It’s a question that has perplexed philosophers, theologians and scientists for thousands of years.
Pythagorean Greeks, early Christian church fathers, Talmudic rabbis, Sunni and Shia scholars, Hindu Brahmin and modern bioethicists have grappled with the fundamental, ultimately unknowable, mystery: At what point in our biological development are we infused with a soul?
At what point do we become human?
Missouri lawmakers have declared their answer. By withholding both his signature and his veto, Democratic Gov. Jay Nixon signaled that he agreed and recently allowed the legislative answer to become state law.
“The life of each human being begins at conception,” according to Senate Bill 793, which adds new regulations to the state’s 24-hour informed consent law for abortions. “Abortion will terminate the life of a separate, unique, living human being.”
The bill makes Missouri the second state to adopt such language after a similar provision became law in South Dakota in 2005, and then survived a legal challenge in federal court in 2008.
Abortion providers will be required to include the language from the bill “prominently” on brochures that will be required for every woman seeking the procedure—even if they don’t happen to believe the Christian theology the words represent.
“Those are not sentiments that all the world’s religions, or all the people in the state, believe in,” said Paula Gianino, president and CEO of Planned Parenthood of the St. Louis Region and Southwest Missouri.
But supporters of the new law say they see no conflict between religion and the law’s definition of life.
State Sen. Jim Lembke, a Republican and one of the bill’s sponsors, said the language on the new brochures “is not a religious statement. It’s a scientific statement.”
Those with differing beliefs “will have to take all the information given to them and make an informed decision,” Lembke said.
The sentiment expressed in the first of the new brochures’ two sentences—that life begins at conception—has been part of Missouri law for nearly a quarter century. Scientists agree that when a sperm and egg unite, a living organism results.
But for philosophers and theologians, things get more complicated with the second sentence about abortion ending the life of a `separate, unique, living human being.”
“The distinction is between human life where you’re talking about an organism as opposed to a human life in a moral sense,” said Bonnie Steinbock, professor of philosophy at the State University of New York at Albany. “Those are two different debates that go back to Aquinas and the issue of ensoulment.”
Aquinas, and Augustine before him, wrestled with concepts first introduced by Aristotle in the fourth century B.C. Aristotle believed that a soul could only inhabit a fetus when that fetus began to look human, a timetable he set at 40 days for men and 90 days for women.
The 40-day notion prevailed in the Roman Catholic Church until the 19th century, when Pope Pius IX removed the distinction between souled and unensouled fetuses from church doctrine.
Since then, the Catholic Church has conceded that man can never know empirically when an embryo gains its soul.
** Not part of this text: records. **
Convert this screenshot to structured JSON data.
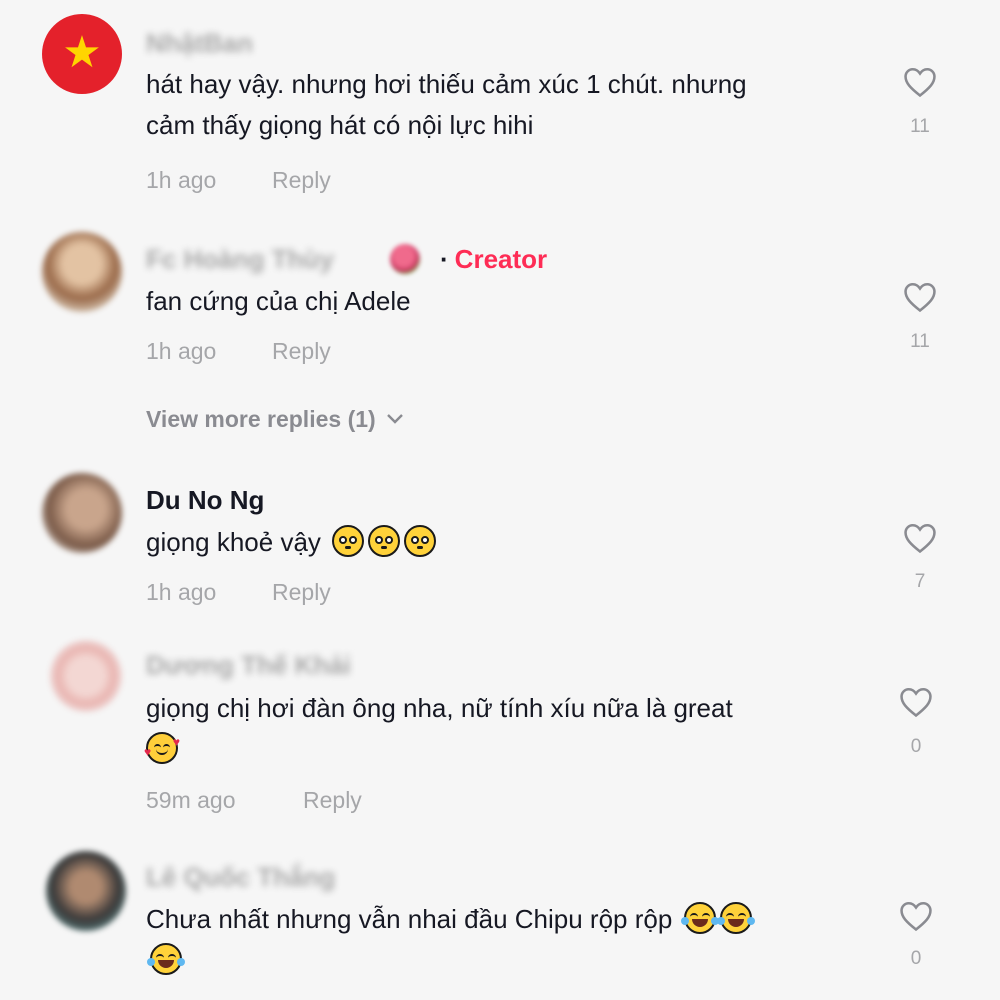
{
  "comments": [
    {
      "name": "NhậtBan",
      "text_lines": [
        "hát hay vậy. nhưng hơi thiếu cảm xúc 1 chút. nhưng",
        "cảm thấy giọng hát có nội lực hihi"
      ],
      "time": "1h ago",
      "reply_label": "Reply",
      "likes": "11"
    },
    {
      "name": "Fc Hoàng Thùy",
      "creator_label": "Creator",
      "text_lines": [
        "fan cứng của chị Adele"
      ],
      "time": "1h ago",
      "reply_label": "Reply",
      "likes": "11",
      "view_more": "View more replies (1)"
    },
    {
      "name": "Du No Ng",
      "text_lines": [
        "giọng khoẻ vậy"
      ],
      "time": "1h ago",
      "reply_label": "Reply",
      "likes": "7"
    },
    {
      "name": "Dương Thế Khải",
      "text_lines": [
        "giọng chị hơi đàn ông nha, nữ tính xíu nữa là great"
      ],
      "time": "59m ago",
      "reply_label": "Reply",
      "likes": "0"
    },
    {
      "name": "Lê Quốc Thắng",
      "text_lines": [
        "Chưa nhất nhưng vẫn nhai đầu Chipu rộp rộp"
      ],
      "time": "",
      "reply_label": "",
      "likes": "0"
    }
  ],
  "icons": {
    "like": "heart-outline-icon",
    "expand": "chevron-down-icon",
    "flag_avatar": "vietnam-flag-icon"
  },
  "colors": {
    "background": "#f6f6f6",
    "creator": "#fe2c55",
    "muted": "#a5a6a9",
    "text": "#161823"
  }
}
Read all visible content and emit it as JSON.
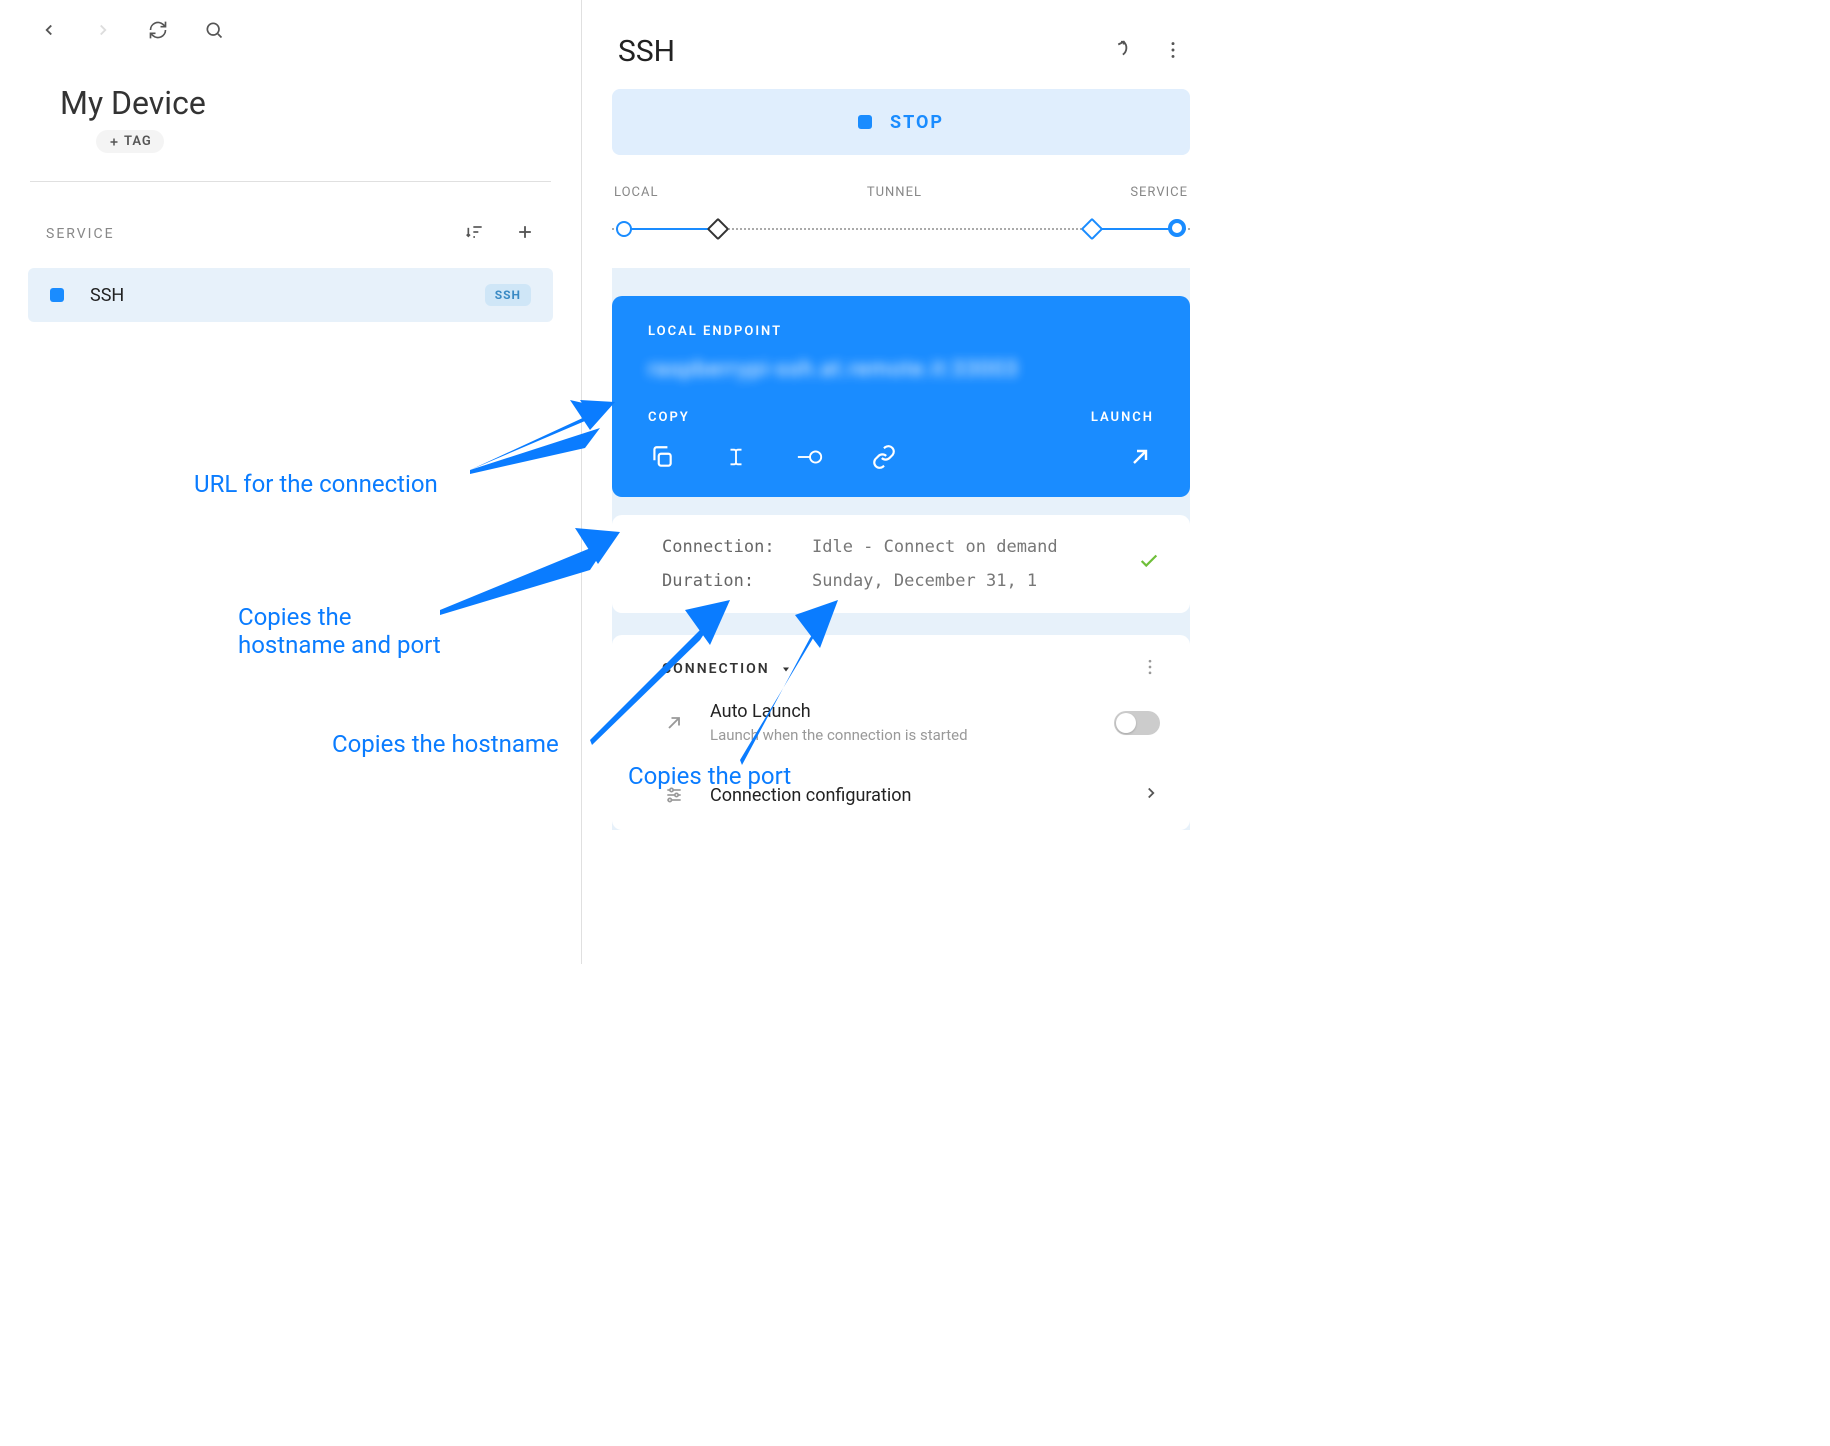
{
  "left": {
    "device_title": "My Device",
    "tag_label": "TAG",
    "section_label": "SERVICE",
    "service_name": "SSH",
    "service_badge": "SSH"
  },
  "right": {
    "title": "SSH",
    "stop_label": "STOP",
    "route": {
      "local": "LOCAL",
      "tunnel": "TUNNEL",
      "service": "SERVICE"
    },
    "endpoint": {
      "label": "LOCAL ENDPOINT",
      "url": "raspberrypi-ssh.at.remote.it:33003",
      "copy_label": "COPY",
      "launch_label": "LAUNCH"
    },
    "info": {
      "connection_label": "Connection:",
      "connection_value": "Idle - Connect on demand",
      "duration_label": "Duration:",
      "duration_value": "Sunday, December 31, 1"
    },
    "connection": {
      "header": "CONNECTION",
      "auto_launch_title": "Auto Launch",
      "auto_launch_sub": "Launch when the connection is started",
      "config_title": "Connection configuration"
    }
  },
  "annotations": {
    "url": "URL for the connection",
    "host_port": "Copies the\nhostname and port",
    "hostname": "Copies the hostname",
    "port": "Copies the port"
  }
}
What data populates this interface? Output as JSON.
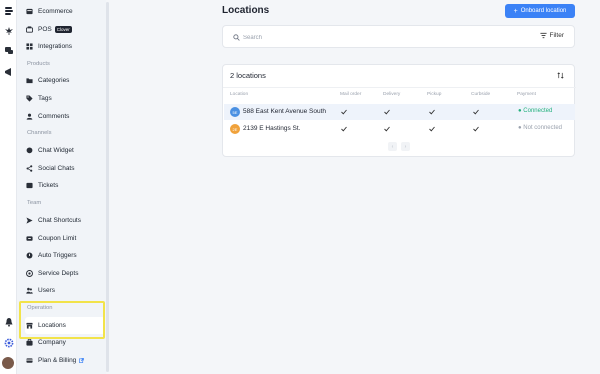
{
  "header": {
    "title": "Locations",
    "onboard_label": "Onboard location"
  },
  "search": {
    "placeholder": "Search",
    "filter_label": "Filter"
  },
  "sidebar": {
    "items_top": [
      {
        "label": "Ecommerce",
        "icon": "ecommerce-icon"
      },
      {
        "label": "POS",
        "badge": "Clover",
        "icon": "pos-icon"
      },
      {
        "label": "Integrations",
        "icon": "integrations-icon"
      }
    ],
    "sections": {
      "products": "Products",
      "channels": "Channels",
      "team": "Team",
      "operation": "Operation"
    },
    "products_items": [
      {
        "label": "Categories",
        "icon": "folder-icon"
      },
      {
        "label": "Tags",
        "icon": "tag-icon"
      },
      {
        "label": "Comments",
        "icon": "comments-icon"
      }
    ],
    "channels_items": [
      {
        "label": "Chat Widget",
        "icon": "chat-icon"
      },
      {
        "label": "Social Chats",
        "icon": "share-icon"
      },
      {
        "label": "Tickets",
        "icon": "ticket-icon"
      }
    ],
    "team_items": [
      {
        "label": "Chat Shortcuts",
        "icon": "send-icon"
      },
      {
        "label": "Coupon Limit",
        "icon": "coupon-icon"
      },
      {
        "label": "Auto Triggers",
        "icon": "trigger-icon"
      },
      {
        "label": "Service Depts",
        "icon": "department-icon"
      },
      {
        "label": "Users",
        "icon": "users-icon"
      }
    ],
    "operation_items": [
      {
        "label": "Locations",
        "icon": "store-icon"
      },
      {
        "label": "Company",
        "icon": "briefcase-icon"
      },
      {
        "label": "Plan & Billing",
        "icon": "billing-icon"
      }
    ]
  },
  "table": {
    "count_label": "2 locations",
    "columns": [
      "Location",
      "Mail order",
      "Delivery",
      "Pickup",
      "Curbside",
      "Payment"
    ],
    "rows": [
      {
        "initials": "5E",
        "name": "588 East Kent Avenue South",
        "avatar_color": "#4a90e2",
        "mail_order": true,
        "delivery": true,
        "pickup": true,
        "curbside": true,
        "payment": "Connected",
        "payment_color": "#22b07d"
      },
      {
        "initials": "2E",
        "name": "2139 E Hastings St.",
        "avatar_color": "#f0a23b",
        "mail_order": true,
        "delivery": true,
        "pickup": true,
        "curbside": true,
        "payment": "Not connected",
        "payment_color": "#9aa1ad"
      }
    ]
  },
  "colors": {
    "accent": "#3b82f6",
    "highlight": "#f2e34a",
    "connected": "#22b07d"
  }
}
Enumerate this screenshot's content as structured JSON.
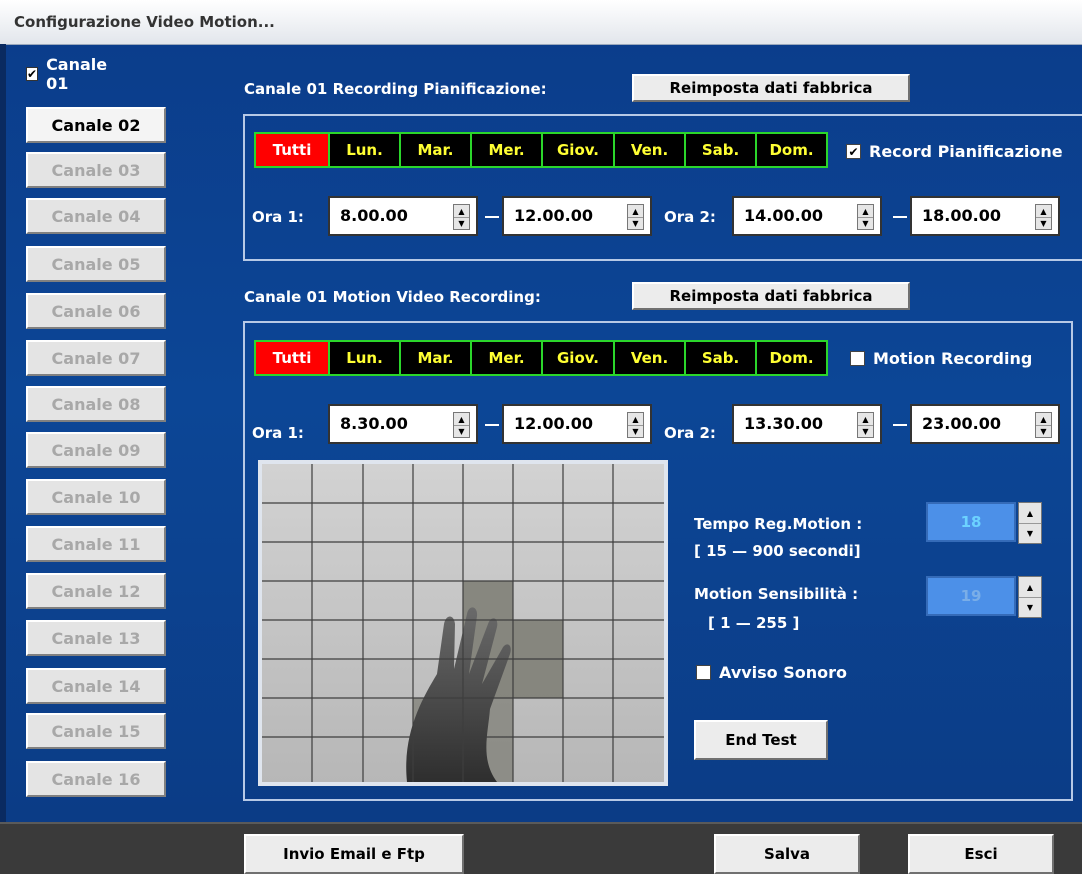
{
  "window": {
    "title": "Configurazione Video Motion..."
  },
  "channels": {
    "checkbox_label": "Canale 01",
    "checked": true,
    "items": [
      "Canale 02",
      "Canale 03",
      "Canale 04",
      "Canale 05",
      "Canale 06",
      "Canale 07",
      "Canale 08",
      "Canale 09",
      "Canale 10",
      "Canale 11",
      "Canale 12",
      "Canale 13",
      "Canale 14",
      "Canale 15",
      "Canale 16"
    ]
  },
  "recording": {
    "header": "Canale 01 Recording Pianificazione:",
    "reset_label": "Reimposta dati fabbrica",
    "days": [
      "Tutti",
      "Lun.",
      "Mar.",
      "Mer.",
      "Giov.",
      "Ven.",
      "Sab.",
      "Dom."
    ],
    "option_label": "Record Pianificazione",
    "option_checked": true,
    "ora1_label": "Ora 1:",
    "ora1_from": "8.00.00",
    "ora1_to": "12.00.00",
    "ora2_label": "Ora 2:",
    "ora2_from": "14.00.00",
    "ora2_to": "18.00.00"
  },
  "motion": {
    "header": "Canale 01 Motion Video Recording:",
    "reset_label": "Reimposta dati fabbrica",
    "days": [
      "Tutti",
      "Lun.",
      "Mar.",
      "Mer.",
      "Giov.",
      "Ven.",
      "Sab.",
      "Dom."
    ],
    "option_label": "Motion Recording",
    "option_checked": false,
    "ora1_label": "Ora 1:",
    "ora1_from": "8.30.00",
    "ora1_to": "12.00.00",
    "ora2_label": "Ora 2:",
    "ora2_from": "13.30.00",
    "ora2_to": "23.00.00",
    "tempo_label": "Tempo Reg.Motion :",
    "tempo_range": "[ 15 — 900 secondi]",
    "tempo_value": "18",
    "sens_label": "Motion Sensibilità :",
    "sens_range": "[ 1 — 255 ]",
    "sens_value": "19",
    "avviso_label": "Avviso Sonoro",
    "avviso_checked": false,
    "end_test_label": "End Test"
  },
  "footer": {
    "email_label": "Invio Email e Ftp",
    "save_label": "Salva",
    "exit_label": "Esci"
  }
}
Pope John Paul II said “the mere probability that a human person is involved would suffice to justify an absolutely clear prohibition of any intervention aimed at killing a human embryo.”
Protestant denominations have a variety of positions on life’s beginnings, although more conservative evangelical churches largely embrace the Vatican’s absolutist views.
But other faith traditions disagree, and have for centuries.
“The Talmud says that from the moment of fertilization until 40 days, the embryo has a status of being nearly liquid,” said Rabbi Yehiel Poupko, Judaic scholar at the Jewish Federation of Metropolitan Chicago. “The question for Jewish law is not when does life begin, but when is the embryo entitled to the justice and compassion of society?”
Islamic law closely follows Jewish law, though different streams within Islam have various views, said Abdulaziz Sachedina, a professor of Islamic studies at the University of Virginia and author of “Islamic Biomedical Ethics.”
Most Sunni Muslims “believe that life begins at the turn of the first trimester,” Sachedina said.
Hindus believe in reincarnation, so life beginning “at conception” creates theological problems. “Life cannot begin at conception when our lives have not ended in the first place,” said Cromwell Crawford, a retired professor at the University of Hawaii and author of “Hindu Bioethics for the Twenty-First Century.”
Critics, including Kate Lovelady of the Ethical Society of St. Louis, say the new law imposes one narrow religious view on others. “A lot of our members don’t believe life begins at conception—that it’s much more complicated than that.”
As polarizing as the abortion debate is, all sides agree on the subject of religious doctrine incorporated into government health warnings.
“We shouldn’t be crafting legislation based on differing faith systems,” said Lembke, the bill’s co-sponsor. “I’d much rather use our Constitution.”
[Tim Townsend writes for the St. Louis Post-Dispatch in St. Louis, Mo.]